A distinctive voice on Irish airwaves for years, Tony Fenton was a master of his trade, writes his friend John Clarke
Tony Fenton loved Radio Luxembourg and wanted to be Rob Jones. Not alone did Tony hit those heights, he surpassed them to become an iconic disc jockey (he never wanted to be a broadcaster or presenter. I can hear him say: "I'm a jock, dude").
His time on the 2fm Hotline was legendary. His passion for music never waned during the many years he spent there. In fact, that passion increased within every successful decade he spent enjoying his one great love - radio.
He was unique, caring, and strived to do his best show every time he got into a radio studio and behind a microphone.
In a live performance, he was a master of stage craft ("You don't need to be able to dance to be a jock, dude"). Check out YouTube for the Fentone on the 2fm beat on the street ("You say KIT, I say KAT, I can't hear you").
After four decades, his enthusiasm for radio showed no sign of waning, and he continued to love 'freestyle radio', "No f***in' Australian witch, oops, radio doctor for me, Dude."
His anticipation of the arrival of the weekly chart, and his excitement at seeing the new entries, was boundless. And it was all the sweeter to him, as he would have championed many of those new entries weeks before.
Then, at five o'clock on Friday, when he became the master of the chart rundown, his sheer quality, professionalism and delight in the job he was doing shone through.
His great voice also lent itself to voiceovers on commercials, and he used this ability to great effect. It was an entertainment in itself to watch him doing this work. He would be in the booth, doing a great voiceover in one take, and he'd say, "You want one more take - no problem, dude, catch this one."
I've great memories of our pirate-radio days, the glory days, the schedule-changing days.
But this is a business that can be ruthless, and known for its career bitchiness. But it never got to Tony, never made him cynical. In the 40-odd years I have know the Tone, I never heard him say a negative comment about anyone in the industry. The man was just so positive, his love of life was an ocean deep. He made every day count.
No party ever really started until Tony Fenton was in the house. It could be two or three in the morning, when all around him were flagging and wilting, and then Tony would pipe up: "Let's do Renards - you'll be a long time looking at the lid of a wooden box."

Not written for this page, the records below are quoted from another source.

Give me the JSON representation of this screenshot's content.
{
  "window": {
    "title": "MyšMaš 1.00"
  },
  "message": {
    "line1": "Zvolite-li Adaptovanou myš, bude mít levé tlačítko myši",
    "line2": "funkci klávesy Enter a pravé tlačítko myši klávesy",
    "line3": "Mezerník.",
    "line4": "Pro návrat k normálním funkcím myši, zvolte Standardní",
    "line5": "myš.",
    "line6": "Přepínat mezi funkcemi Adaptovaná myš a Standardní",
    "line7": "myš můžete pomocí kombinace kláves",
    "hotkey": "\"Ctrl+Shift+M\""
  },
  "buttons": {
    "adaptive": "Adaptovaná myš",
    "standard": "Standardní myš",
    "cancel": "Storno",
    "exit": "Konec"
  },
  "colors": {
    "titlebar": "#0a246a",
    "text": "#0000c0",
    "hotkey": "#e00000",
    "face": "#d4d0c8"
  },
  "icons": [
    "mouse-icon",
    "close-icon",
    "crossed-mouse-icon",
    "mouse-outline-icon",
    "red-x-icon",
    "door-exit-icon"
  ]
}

The Fentone certainly lived a full life, and his lust for life was infectious and rippled over those in his company. Every individual is unique on this planet, whatever journey they are on. Tony enjoyed his journey, but reached his destination far too soon.
Tony's passing simply highlighted how fragile life is and how everyone should cherish the now and live the moment. Time is finite and we should never waste a second.

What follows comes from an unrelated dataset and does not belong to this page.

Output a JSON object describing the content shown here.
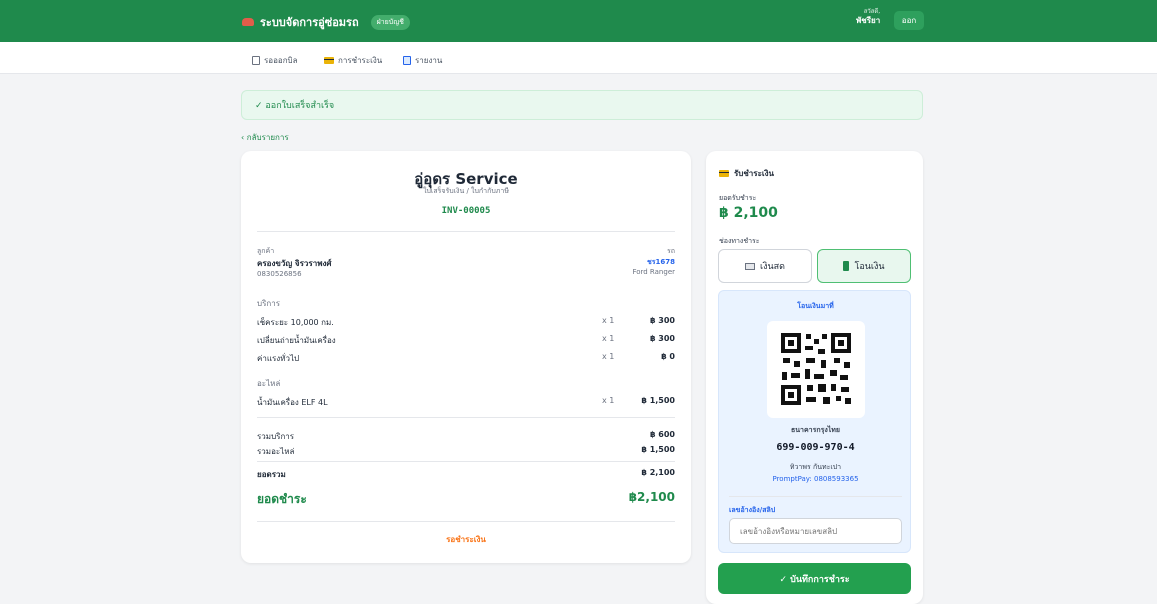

With any passing the loss of anyone is filled with vivid memories, and these are some of my cherished memories of Tony Fenton.
Well, Tony, now that you are sadly gone, we'll never get to know how the Carter Twins met.
I'll raise a Sean for you (when you know Jack Daniels as well as you do, you can call him Sean).
Tony, rest in peace, and thanks for the memories. I know you always liked the night to end on a laugh.
The radio was on with the volume up to 11 when you closed your eyes. You must have been listening to Dignity & Integrity FM.
Finally, to quote your good self: "A nod of respect to talent." You had it in spades, dude.
John Clarke is editor of music programming on RTE GOLD (digital radio). He was the head of 2fm for 11 years.